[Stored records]
******
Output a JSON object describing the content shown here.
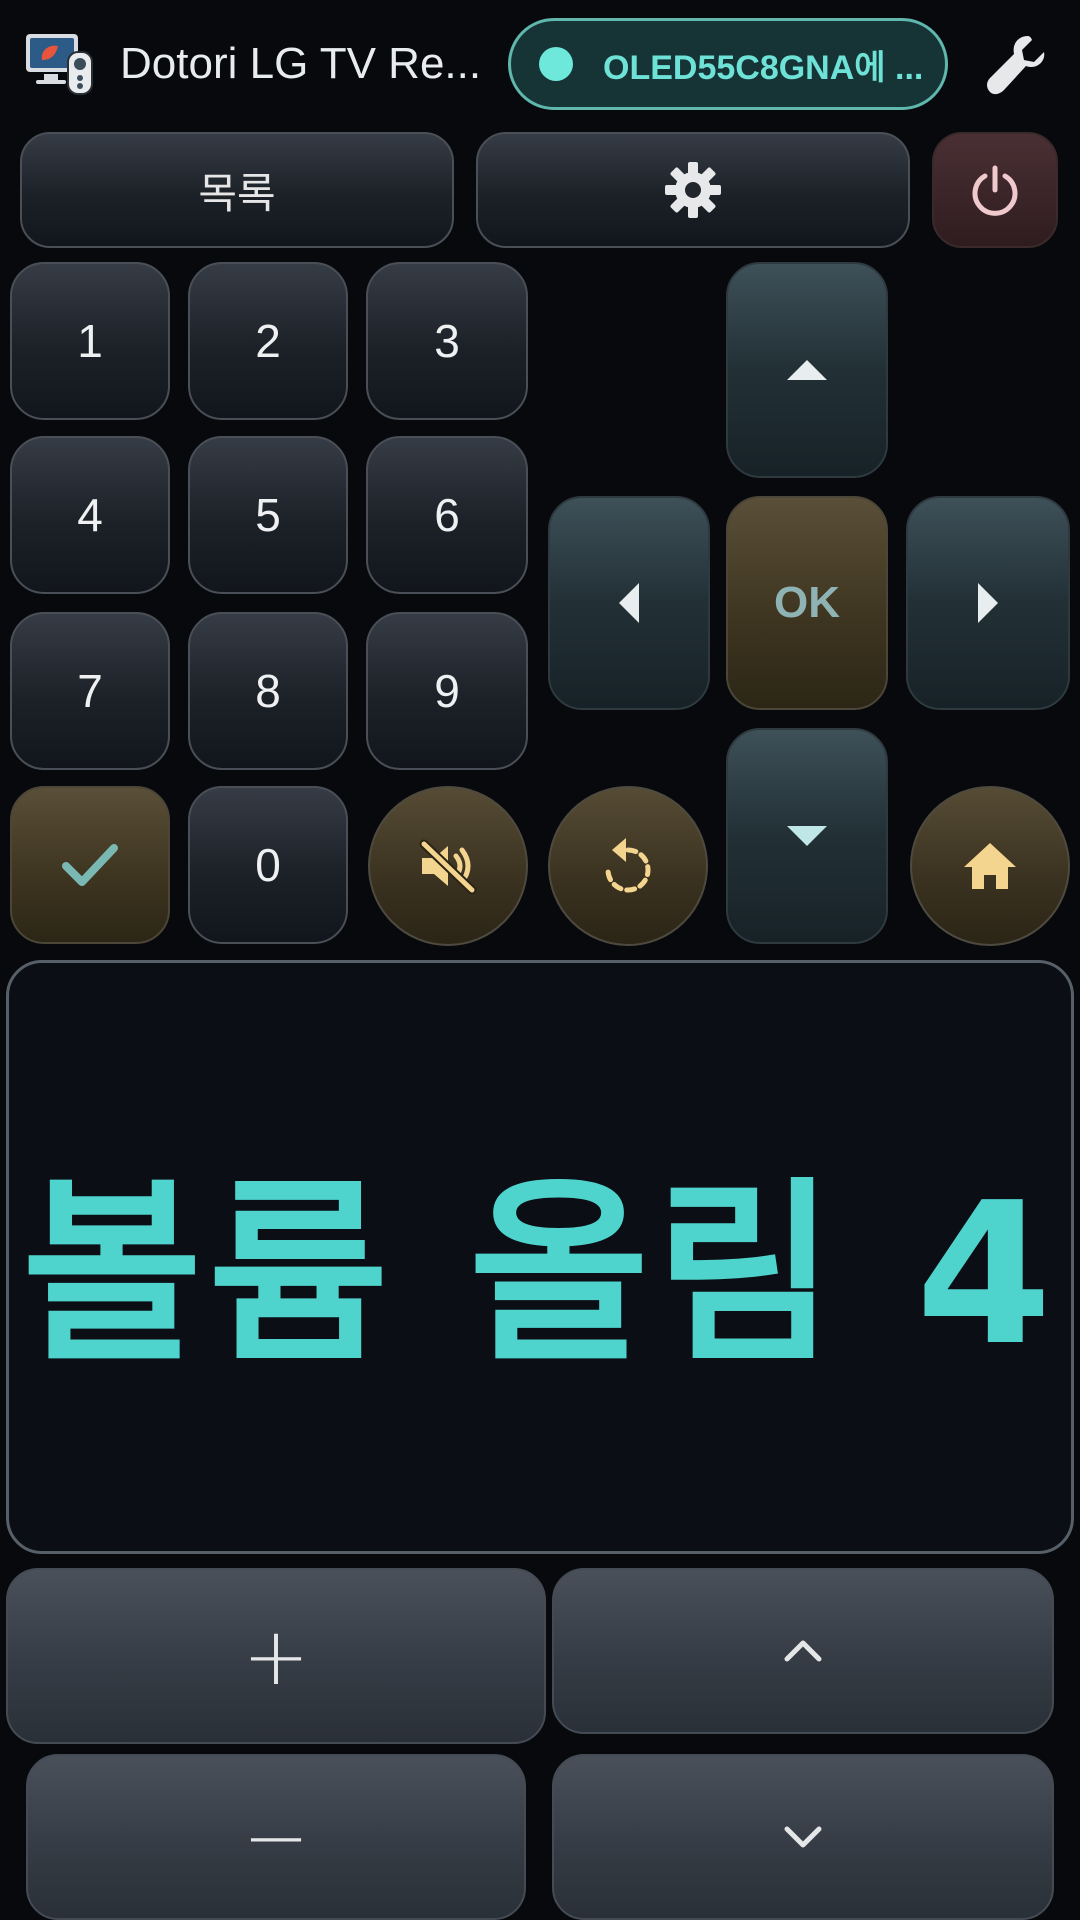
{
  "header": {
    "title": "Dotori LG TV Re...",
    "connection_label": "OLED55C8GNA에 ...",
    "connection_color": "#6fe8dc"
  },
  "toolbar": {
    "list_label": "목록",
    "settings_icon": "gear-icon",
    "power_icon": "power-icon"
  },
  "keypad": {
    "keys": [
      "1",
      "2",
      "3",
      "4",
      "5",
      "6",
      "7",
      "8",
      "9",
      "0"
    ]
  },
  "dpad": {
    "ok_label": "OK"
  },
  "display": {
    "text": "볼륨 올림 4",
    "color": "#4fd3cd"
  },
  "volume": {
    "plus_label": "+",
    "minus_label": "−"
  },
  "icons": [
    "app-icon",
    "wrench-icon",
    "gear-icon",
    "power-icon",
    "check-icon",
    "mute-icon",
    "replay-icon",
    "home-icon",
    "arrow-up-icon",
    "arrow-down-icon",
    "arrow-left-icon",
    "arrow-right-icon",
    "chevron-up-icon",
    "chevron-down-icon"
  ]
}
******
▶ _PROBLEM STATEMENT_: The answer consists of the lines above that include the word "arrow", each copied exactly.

▶ _WRITTEN RESPONSE_:
    "arrow-up-icon",
    "arrow-down-icon",
    "arrow-left-icon",
    "arrow-right-icon",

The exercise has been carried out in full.